━━━━━ DATA PROVIDED

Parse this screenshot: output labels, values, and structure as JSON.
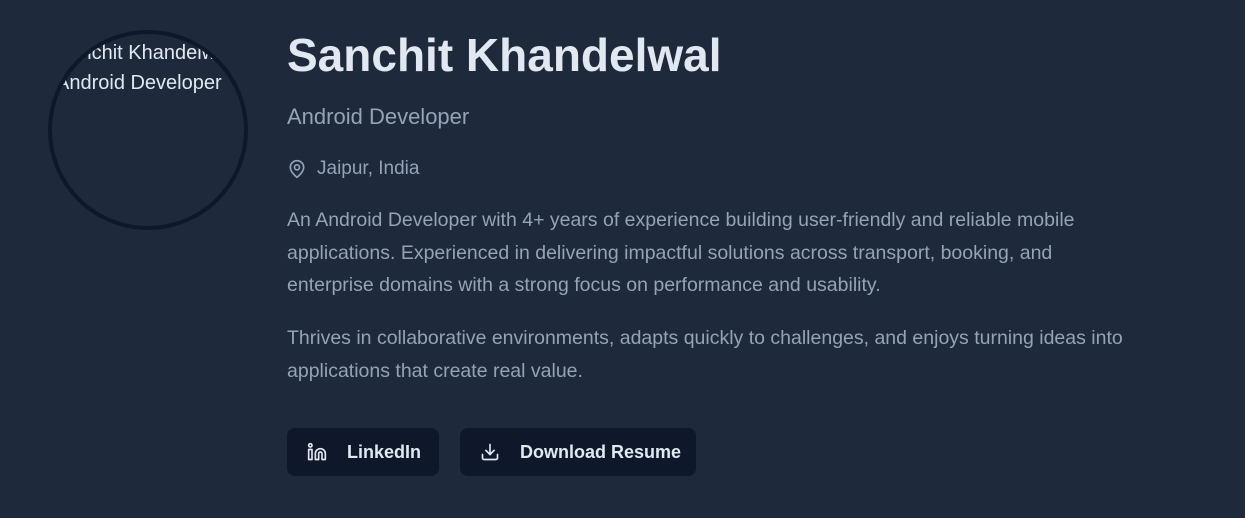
{
  "profile": {
    "avatar_alt": "Sanchit Khandelwal - Android Developer",
    "name": "Sanchit Khandelwal",
    "role": "Android Developer",
    "location": "Jaipur, India",
    "bio_1": "An Android Developer with 4+ years of experience building user-friendly and reliable mobile applications. Experienced in delivering impactful solutions across transport, booking, and enterprise domains with a strong focus on performance and usability.",
    "bio_2": "Thrives in collaborative environments, adapts quickly to challenges, and enjoys turning ideas into applications that create real value."
  },
  "actions": {
    "linkedin_label": "LinkedIn",
    "linkedin_icon": "linkedin-icon",
    "resume_label": "Download Resume",
    "resume_icon": "download-icon"
  },
  "colors": {
    "background": "#1e293b",
    "button_bg": "#0f172a",
    "heading": "#e2e8f0",
    "muted_text": "#94a3b8"
  }
}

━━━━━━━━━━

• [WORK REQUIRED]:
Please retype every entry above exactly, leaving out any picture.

• [ANSWER SECTION]:
Parse this screenshot: output labels, values, and structure as JSON.
{
  "profile": {
    "avatar_alt": "Sanchit Khandelwal - Android Developer",
    "name": "Sanchit Khandelwal",
    "role": "Android Developer",
    "location": "Jaipur, India",
    "bio_1": "An Android Developer with 4+ years of experience building user-friendly and reliable mobile applications. Experienced in delivering impactful solutions across transport, booking, and enterprise domains with a strong focus on performance and usability.",
    "bio_2": "Thrives in collaborative environments, adapts quickly to challenges, and enjoys turning ideas into applications that create real value."
  },
  "actions": {
    "linkedin_label": "LinkedIn",
    "linkedin_icon": "linkedin-icon",
    "resume_label": "Download Resume",
    "resume_icon": "download-icon"
  },
  "colors": {
    "background": "#1e293b",
    "button_bg": "#0f172a",
    "heading": "#e2e8f0",
    "muted_text": "#94a3b8"
  }
}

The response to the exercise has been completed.